[Entries from a dataset of interfaces]
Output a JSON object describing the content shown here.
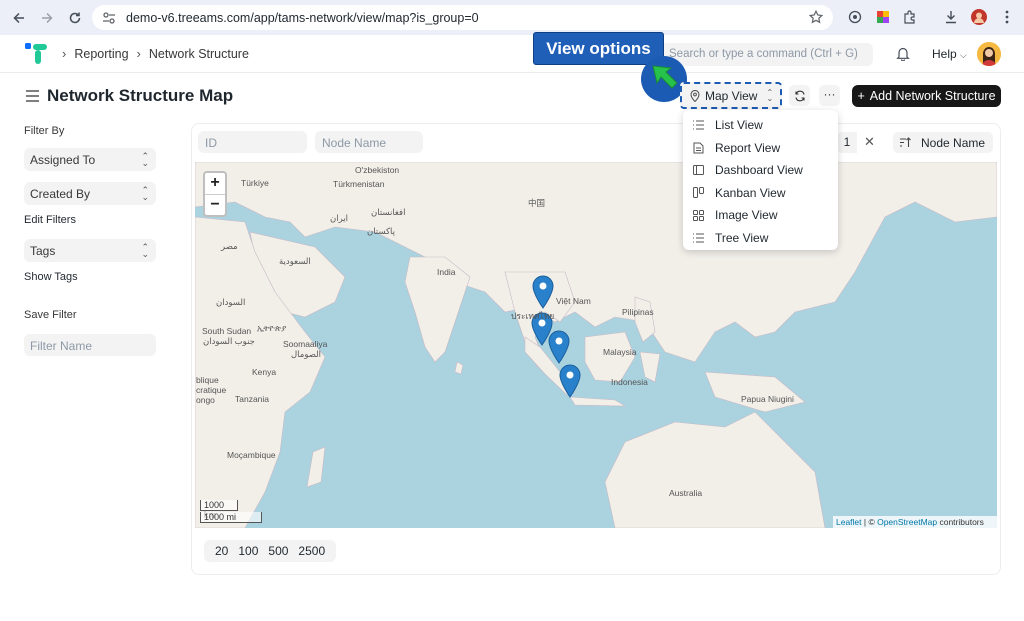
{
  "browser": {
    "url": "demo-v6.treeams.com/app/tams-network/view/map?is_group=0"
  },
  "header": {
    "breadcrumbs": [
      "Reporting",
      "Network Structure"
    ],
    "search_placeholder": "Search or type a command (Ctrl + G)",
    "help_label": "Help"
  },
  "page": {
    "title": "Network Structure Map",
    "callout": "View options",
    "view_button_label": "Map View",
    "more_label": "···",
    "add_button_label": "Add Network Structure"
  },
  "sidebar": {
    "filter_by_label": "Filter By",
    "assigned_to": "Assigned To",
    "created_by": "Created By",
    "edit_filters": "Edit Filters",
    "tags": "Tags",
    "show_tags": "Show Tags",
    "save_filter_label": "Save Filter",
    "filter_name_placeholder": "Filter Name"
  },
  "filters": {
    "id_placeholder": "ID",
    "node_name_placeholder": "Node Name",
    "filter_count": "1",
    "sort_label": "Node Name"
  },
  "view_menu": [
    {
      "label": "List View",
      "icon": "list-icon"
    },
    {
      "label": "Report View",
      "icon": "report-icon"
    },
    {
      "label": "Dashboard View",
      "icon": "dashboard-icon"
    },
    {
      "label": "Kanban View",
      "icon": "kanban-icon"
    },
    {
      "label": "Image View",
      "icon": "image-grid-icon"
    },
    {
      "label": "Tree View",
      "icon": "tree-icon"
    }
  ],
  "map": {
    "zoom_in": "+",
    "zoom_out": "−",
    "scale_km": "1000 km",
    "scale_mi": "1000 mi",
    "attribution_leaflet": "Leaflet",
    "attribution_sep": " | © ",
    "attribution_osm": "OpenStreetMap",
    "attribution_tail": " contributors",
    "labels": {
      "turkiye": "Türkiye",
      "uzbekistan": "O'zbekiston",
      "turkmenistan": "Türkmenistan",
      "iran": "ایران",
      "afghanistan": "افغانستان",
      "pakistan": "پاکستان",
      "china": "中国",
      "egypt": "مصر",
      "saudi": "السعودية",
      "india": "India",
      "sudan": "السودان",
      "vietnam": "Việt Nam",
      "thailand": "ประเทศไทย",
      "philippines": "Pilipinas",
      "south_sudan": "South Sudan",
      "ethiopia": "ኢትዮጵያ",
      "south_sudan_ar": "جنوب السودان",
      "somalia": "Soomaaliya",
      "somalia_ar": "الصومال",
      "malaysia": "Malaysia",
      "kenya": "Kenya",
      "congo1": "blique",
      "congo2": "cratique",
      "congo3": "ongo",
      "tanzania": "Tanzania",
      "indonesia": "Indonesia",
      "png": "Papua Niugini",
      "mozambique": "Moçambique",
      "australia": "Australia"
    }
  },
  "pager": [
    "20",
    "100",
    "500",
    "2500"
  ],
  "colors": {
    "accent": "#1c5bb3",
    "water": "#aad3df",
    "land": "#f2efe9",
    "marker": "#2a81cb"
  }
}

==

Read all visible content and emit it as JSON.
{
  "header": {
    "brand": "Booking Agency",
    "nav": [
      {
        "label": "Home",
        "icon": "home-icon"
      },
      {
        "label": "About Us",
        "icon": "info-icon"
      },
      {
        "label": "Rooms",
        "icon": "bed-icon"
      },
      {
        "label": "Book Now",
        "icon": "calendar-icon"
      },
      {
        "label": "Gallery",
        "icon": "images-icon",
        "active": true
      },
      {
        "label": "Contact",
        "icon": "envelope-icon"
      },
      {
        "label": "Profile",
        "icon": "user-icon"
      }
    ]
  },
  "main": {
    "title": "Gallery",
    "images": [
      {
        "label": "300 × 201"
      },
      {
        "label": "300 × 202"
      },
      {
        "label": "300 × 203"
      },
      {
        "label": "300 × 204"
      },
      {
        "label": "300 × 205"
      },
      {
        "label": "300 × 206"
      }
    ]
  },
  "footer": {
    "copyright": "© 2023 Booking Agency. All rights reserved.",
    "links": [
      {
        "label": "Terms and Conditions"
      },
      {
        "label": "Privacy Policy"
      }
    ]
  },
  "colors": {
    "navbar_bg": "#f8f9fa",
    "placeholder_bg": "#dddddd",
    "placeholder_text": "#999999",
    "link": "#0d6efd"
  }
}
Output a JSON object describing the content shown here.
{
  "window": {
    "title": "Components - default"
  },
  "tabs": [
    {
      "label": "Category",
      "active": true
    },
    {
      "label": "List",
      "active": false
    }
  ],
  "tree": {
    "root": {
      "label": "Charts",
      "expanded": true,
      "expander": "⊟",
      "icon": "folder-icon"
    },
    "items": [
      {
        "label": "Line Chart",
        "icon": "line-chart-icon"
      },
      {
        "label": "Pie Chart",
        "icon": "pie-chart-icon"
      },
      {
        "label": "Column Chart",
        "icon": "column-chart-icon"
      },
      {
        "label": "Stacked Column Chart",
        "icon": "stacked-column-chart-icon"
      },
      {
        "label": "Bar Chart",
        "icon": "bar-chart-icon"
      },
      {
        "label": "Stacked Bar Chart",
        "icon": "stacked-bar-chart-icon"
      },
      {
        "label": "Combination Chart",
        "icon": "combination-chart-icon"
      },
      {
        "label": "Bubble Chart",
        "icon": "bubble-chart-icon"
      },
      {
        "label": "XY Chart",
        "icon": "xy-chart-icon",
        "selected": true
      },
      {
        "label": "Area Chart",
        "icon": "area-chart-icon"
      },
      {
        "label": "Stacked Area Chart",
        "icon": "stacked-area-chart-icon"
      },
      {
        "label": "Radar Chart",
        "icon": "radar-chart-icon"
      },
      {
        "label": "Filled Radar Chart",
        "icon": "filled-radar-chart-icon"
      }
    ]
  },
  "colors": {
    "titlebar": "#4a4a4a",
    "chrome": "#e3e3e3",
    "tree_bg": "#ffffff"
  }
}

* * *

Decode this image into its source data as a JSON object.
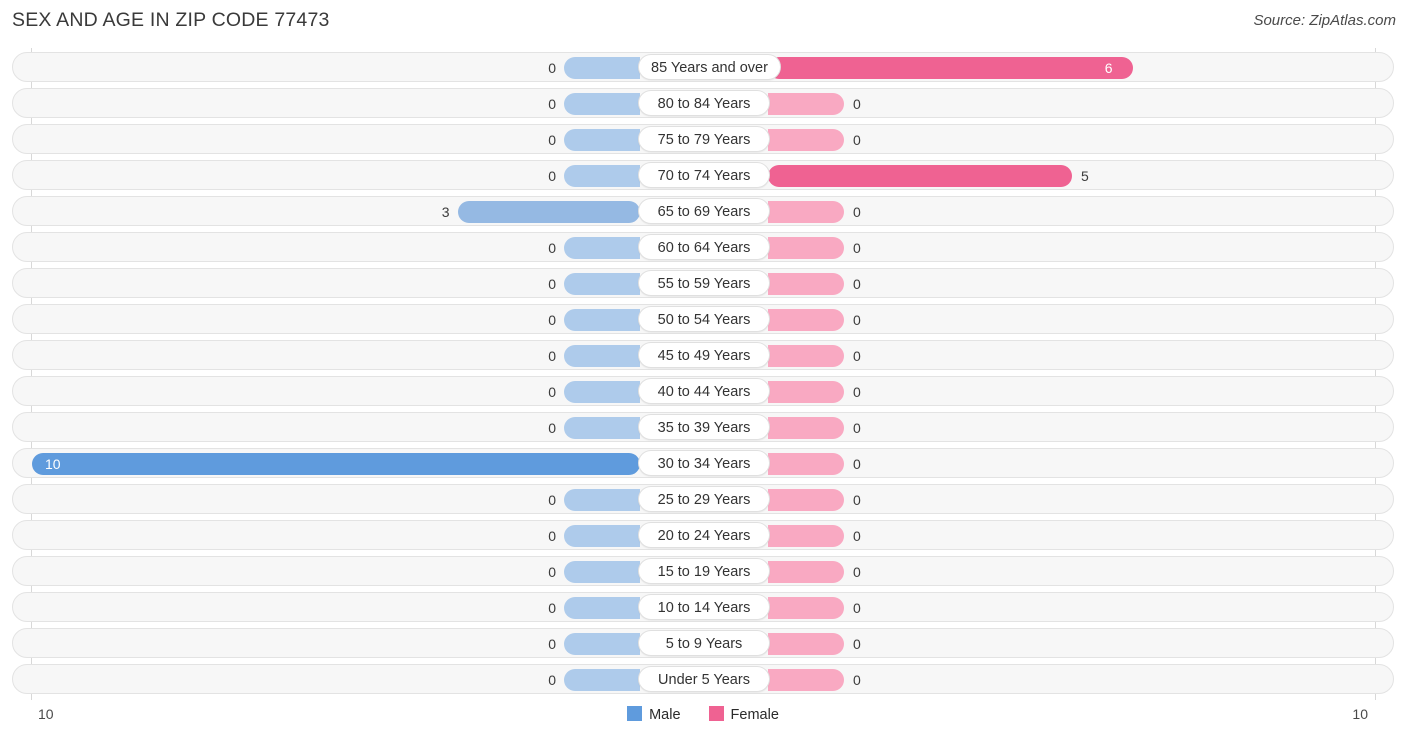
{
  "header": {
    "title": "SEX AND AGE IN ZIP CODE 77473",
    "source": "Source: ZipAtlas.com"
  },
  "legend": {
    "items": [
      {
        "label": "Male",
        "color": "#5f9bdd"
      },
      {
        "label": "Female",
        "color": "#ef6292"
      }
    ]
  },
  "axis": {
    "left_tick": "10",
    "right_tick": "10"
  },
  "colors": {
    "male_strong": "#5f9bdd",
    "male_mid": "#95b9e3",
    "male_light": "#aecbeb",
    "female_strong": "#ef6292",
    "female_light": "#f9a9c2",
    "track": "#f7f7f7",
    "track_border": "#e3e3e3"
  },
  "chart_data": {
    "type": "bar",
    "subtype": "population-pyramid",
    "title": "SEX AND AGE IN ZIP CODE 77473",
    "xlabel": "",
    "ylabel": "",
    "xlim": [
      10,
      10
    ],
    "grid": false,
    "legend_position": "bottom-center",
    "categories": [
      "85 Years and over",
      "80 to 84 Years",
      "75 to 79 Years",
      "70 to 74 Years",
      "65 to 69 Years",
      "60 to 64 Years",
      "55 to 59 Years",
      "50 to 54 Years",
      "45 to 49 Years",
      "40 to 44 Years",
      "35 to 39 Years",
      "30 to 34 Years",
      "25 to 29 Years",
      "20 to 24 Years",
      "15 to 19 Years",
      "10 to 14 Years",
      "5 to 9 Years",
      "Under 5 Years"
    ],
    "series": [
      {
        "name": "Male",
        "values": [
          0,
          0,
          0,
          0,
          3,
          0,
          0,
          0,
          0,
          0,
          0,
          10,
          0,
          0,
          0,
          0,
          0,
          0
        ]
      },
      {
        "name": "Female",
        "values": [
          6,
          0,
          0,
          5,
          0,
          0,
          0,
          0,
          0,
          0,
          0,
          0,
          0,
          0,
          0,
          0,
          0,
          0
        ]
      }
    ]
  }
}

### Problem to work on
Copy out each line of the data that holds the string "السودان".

### Output of the exercise
      "sudan": "السودان",
      "south_sudan_ar": "جنوب السودان",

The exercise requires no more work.